The answer does not clearly indicate whether all those Cabinet papers have been released to the National Archives. As the Minister knows that would include, in line with precedent, some 500 files released from both the Prime Minister’s office and the Cabinet Office. Can he assure the House that all those files have been comprehensively released to the National Archives? If they have, and given that, as the Minister knows, it is procedure for the National Archives to release all files transferred to it as soon as possible, on what basis was it decided that some files would be released and others not? Was that decision taken by the National Archives, which does a fantastic job, or was it taken, as we expect, by Ministers?
On that point, how many applications have the Government submitted to the National Archives to retain documents for any reason under section 3 of the Public Records Act? Given that the use of these instruments of retention by the Government are not always publicly available, will the Minister at least confirm how many documents the Government have submitted instruments of retention for?
In 2014—the last time there was a comprehensive release of Cabinet papers—we learnt that the former Prime Minister, Margaret Thatcher, had lied to the public about the extent of the pit closure plan, her attempt to influence police tactics and the involvement of MI5 in spying on officials of the National Union of Mineworkers. That information demonstrated the extent to which the Government can use the institutions of the state against ordinary people. It is good for our democracy that the information was released, and it helps the ongoing fight for justice in the coalfield communities. This year, however, with such a small selection of files released, issues of political importance such as the discussions on the poll tax and the black Monday stock market crash have remained secret. Those were decisions that senior Ministers in the current Government were directly involved in.

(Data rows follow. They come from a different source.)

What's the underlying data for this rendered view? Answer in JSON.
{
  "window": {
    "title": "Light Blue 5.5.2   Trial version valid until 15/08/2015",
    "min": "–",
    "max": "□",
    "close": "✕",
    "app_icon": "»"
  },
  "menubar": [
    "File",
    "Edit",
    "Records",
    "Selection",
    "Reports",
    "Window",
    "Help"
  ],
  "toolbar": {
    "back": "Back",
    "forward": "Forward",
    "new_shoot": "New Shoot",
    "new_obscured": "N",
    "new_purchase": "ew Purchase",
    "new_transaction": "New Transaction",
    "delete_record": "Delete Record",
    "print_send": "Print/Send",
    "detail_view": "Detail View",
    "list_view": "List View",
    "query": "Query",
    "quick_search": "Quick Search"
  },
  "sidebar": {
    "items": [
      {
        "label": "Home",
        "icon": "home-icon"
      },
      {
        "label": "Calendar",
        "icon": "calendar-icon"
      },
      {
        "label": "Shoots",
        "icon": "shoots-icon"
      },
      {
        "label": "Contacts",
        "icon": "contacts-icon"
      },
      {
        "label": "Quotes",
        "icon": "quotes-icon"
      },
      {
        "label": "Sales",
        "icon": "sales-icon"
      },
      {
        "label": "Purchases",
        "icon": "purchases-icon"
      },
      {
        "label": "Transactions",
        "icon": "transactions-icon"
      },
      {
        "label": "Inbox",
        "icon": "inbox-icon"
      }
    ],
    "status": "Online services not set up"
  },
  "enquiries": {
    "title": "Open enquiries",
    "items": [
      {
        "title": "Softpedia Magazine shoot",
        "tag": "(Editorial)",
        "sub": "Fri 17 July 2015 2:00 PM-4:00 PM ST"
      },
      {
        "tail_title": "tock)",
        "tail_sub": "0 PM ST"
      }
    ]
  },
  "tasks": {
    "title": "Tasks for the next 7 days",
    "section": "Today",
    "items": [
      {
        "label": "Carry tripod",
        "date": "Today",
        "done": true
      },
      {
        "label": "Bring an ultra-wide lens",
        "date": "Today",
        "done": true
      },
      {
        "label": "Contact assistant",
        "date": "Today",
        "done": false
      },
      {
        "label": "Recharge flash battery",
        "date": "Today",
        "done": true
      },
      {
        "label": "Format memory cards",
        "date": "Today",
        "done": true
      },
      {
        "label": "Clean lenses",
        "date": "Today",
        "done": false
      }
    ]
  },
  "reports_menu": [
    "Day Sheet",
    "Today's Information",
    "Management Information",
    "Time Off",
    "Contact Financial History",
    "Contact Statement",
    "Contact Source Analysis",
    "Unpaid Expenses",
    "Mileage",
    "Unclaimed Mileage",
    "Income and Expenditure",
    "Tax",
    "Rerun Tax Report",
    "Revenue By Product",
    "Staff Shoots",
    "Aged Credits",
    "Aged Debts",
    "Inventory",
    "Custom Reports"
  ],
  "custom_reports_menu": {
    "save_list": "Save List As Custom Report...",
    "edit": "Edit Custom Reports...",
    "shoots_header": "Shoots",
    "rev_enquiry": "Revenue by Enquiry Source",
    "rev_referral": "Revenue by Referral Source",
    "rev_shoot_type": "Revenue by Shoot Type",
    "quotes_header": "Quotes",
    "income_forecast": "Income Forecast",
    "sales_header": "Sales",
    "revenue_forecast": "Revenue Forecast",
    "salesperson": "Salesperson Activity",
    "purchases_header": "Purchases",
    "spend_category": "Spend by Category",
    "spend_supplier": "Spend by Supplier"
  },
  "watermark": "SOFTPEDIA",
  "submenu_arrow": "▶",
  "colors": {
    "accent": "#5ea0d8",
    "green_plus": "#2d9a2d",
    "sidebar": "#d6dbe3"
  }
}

Thanks to previous releases covering 1985-86, we know that the right hon. Member for West Dorset (Mr Letwin) advised the then Thatcher Government to use Scotland as a testing bed for the hated poll tax, but there the information, sadly, dries up. We do not know how this young adviser, in the teeth of powerful Cabinet opposition, managed to force through one of the most politically catastrophic and socially toxic policies in post-war history. Not only is that of historical interest, but it gives us an insight into the ideology and motives of the Prime Minister’s senior policy chief. We see a clear progression from the right hon. Gentleman’s policy formulation in the 1980s and policy implementation under the current Government.
This goes to the heart of the matter. If previous Cabinet releases have detailed damaging revelations about senior members of this Government and their ideology and motives—motives that have been carried into the current Government—why has this year’s release been so dramatically curtailed? What detail is in those approximately 450 files that have not yet been released? Did the right hon. Member for West Dorset, who is now a Minister in the Cabinet Office—the Department with responsibility for the release of these files—have any say in that?
Apparently, the Government have managed to find a way to water down the accountability of two Conservative Administrations in one go. The Government promised to be the most transparent in the world, but we increasingly find that their rhetoric does not match the reality. The Information Commissioner, Christopher Graham, the man charged with upholding the public’s right to information, boldly warned that the Government should not return to the dark ages of private Government. The Government should heed that warning. We all should.